Hence, the politics of fuel subsidy removal has showed that Nigeria is a country of paradox. How can citizens of an oil producing country pay more for fuel which is found in abundance in the country? Successive government appears adamant in the quest to remove fuel subsidy. The removal of subsidy, ostensibly to halt the activities of corrupt oil marketers/smugglers and make money available for infrastructural development appears to have worsened the economic conditions of Nigerians, particularly the poor.
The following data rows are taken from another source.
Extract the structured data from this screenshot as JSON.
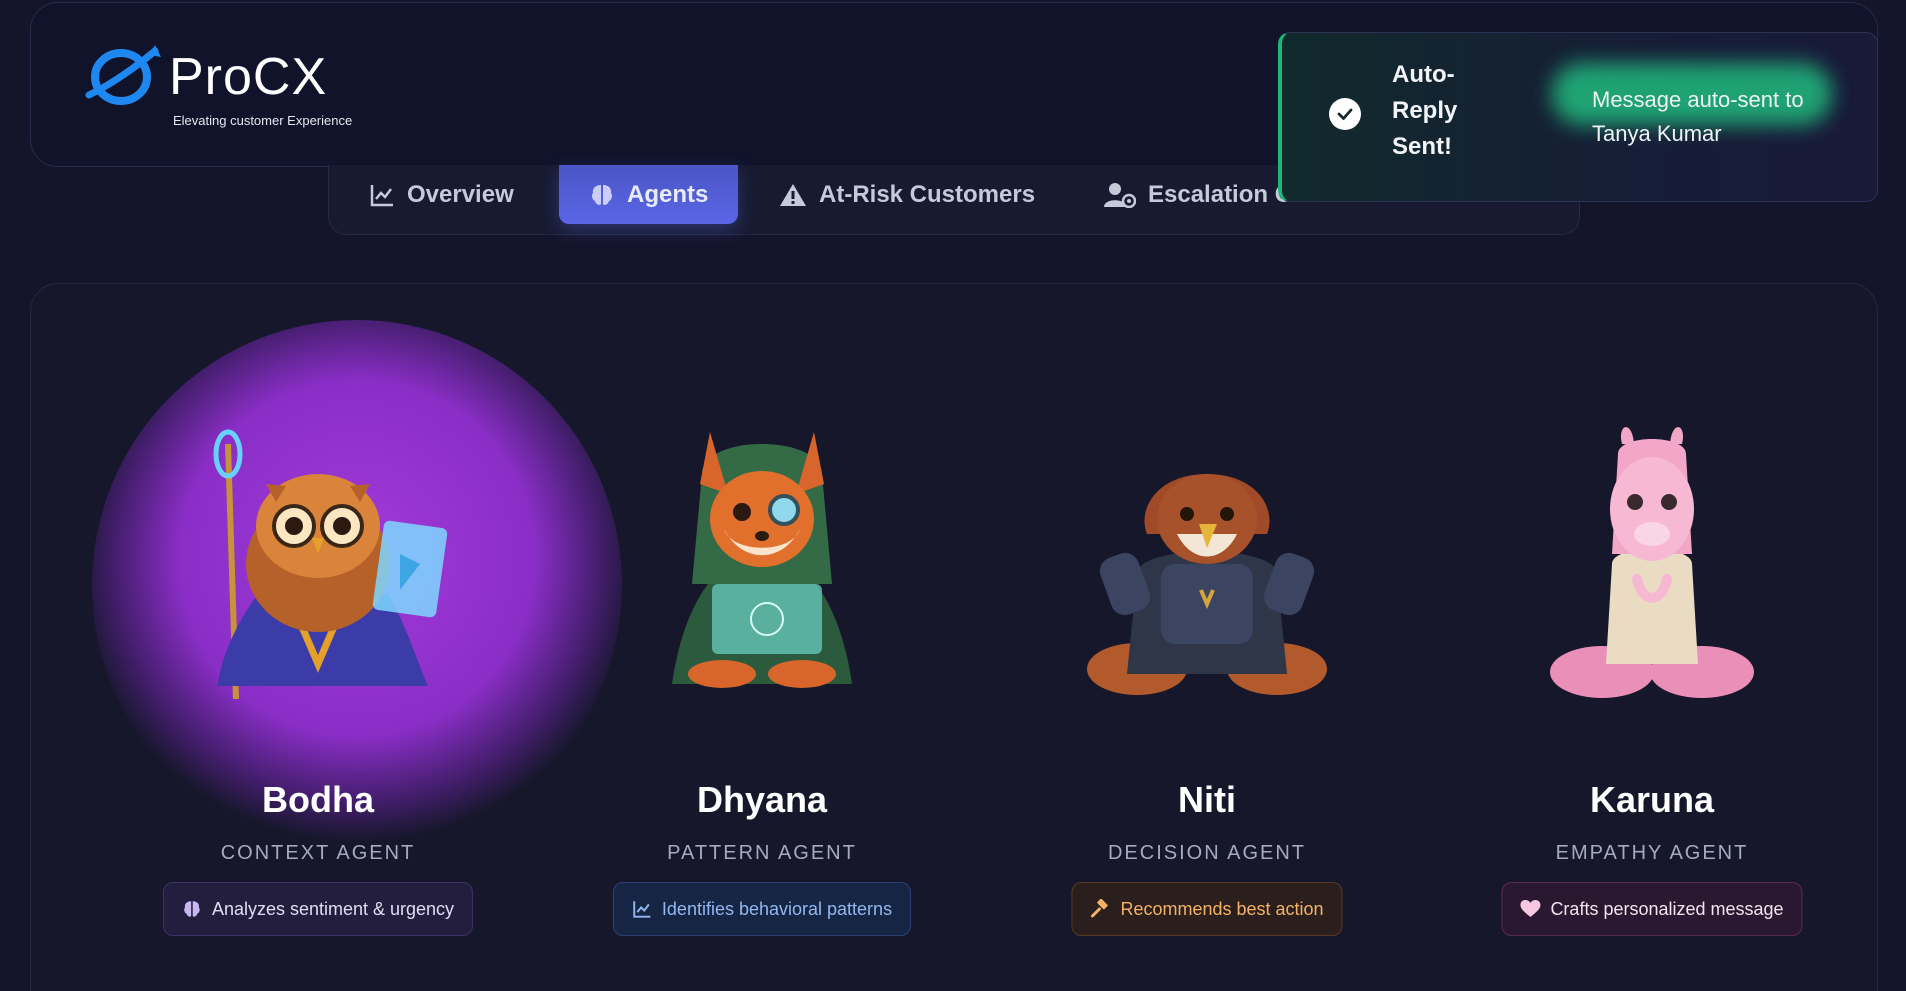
{
  "brand": {
    "title": "ProCX",
    "subtitle": "Elevating customer Experience",
    "accent": "#1e88f0"
  },
  "tabs": [
    {
      "label": "Overview",
      "icon": "chart-line-icon",
      "active": false
    },
    {
      "label": "Agents",
      "icon": "brain-icon",
      "active": true
    },
    {
      "label": "At-Risk Customers",
      "icon": "warning-icon",
      "active": false
    },
    {
      "label": "Escalation C",
      "icon": "user-gear-icon",
      "active": false
    }
  ],
  "toast": {
    "title": "Auto-Reply Sent!",
    "message": "Message auto-sent to Tanya Kumar",
    "icon": "check-circle-icon"
  },
  "agents": [
    {
      "name": "Bodha",
      "role": "CONTEXT AGENT",
      "tag": "Analyzes sentiment & urgency",
      "tag_icon": "brain-icon",
      "mascot": "owl-icon",
      "tag_color": "#e2dcf2",
      "highlighted": true
    },
    {
      "name": "Dhyana",
      "role": "PATTERN AGENT",
      "tag": "Identifies behavioral patterns",
      "tag_icon": "chart-line-icon",
      "mascot": "fox-icon",
      "tag_color": "#93b8ef"
    },
    {
      "name": "Niti",
      "role": "DECISION AGENT",
      "tag": "Recommends best action",
      "tag_icon": "gavel-icon",
      "mascot": "hawk-icon",
      "tag_color": "#f4b267"
    },
    {
      "name": "Karuna",
      "role": "EMPATHY AGENT",
      "tag": "Crafts personalized message",
      "tag_icon": "heart-icon",
      "mascot": "llama-icon",
      "tag_color": "#f1e4ee"
    }
  ]
}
With the removal of fuel subsidy comes indiscriminate and exponential surge in fuel pump prices along with increases in the cost of food, rent and transport and so on. Moreover, unlike in Ghana, imperative measures were not put in place to cushion the harsh effects of fuel subsidy phase-out on poor and vulnerable groups before embarking on the policy which has to resistance and protects.
In Nigeria, increases in fuel pump prices have historically dovetailed with promises for economic reconstruction since the 1970s. However, the sacrifices made hardly ever yield considerable benefits, this development has ruptured the social contract between the people and the government which has led to the former’s distrust for the latter’s institutions and programmes.
Nigerian government should build more refineries through PPP while effort should also be made to ensure proper maintenance, the strengthening of the fight against corruption and the establishment of a regulatory framework to protect citizens as necessary measures to increased capacity utilization on the existing refineries to stem the tide of petroleum products importation to improve the poor state Nigeria’s economy and society Government should create an enabling environment to engender private investor’s for the purpose of improving the local refining capacity to meet the ever increasing local demand of petroleum products and indeed for exportation purpose. Related to the above is the need to use the oil windfall proceeds and the savings realized by the federal government and from the withdrawal of subsidy to be channeled towards fixing the refineries, building new ones or upgrading and developing of infrastructure within the polity in areas such as water ways, rail and mass transit system, thus providing cheaper alternative transportation methods. There is also the need to budget more funds towards improving both education and the health care delivery system in Nigeria.
Oladeji writes from Lagos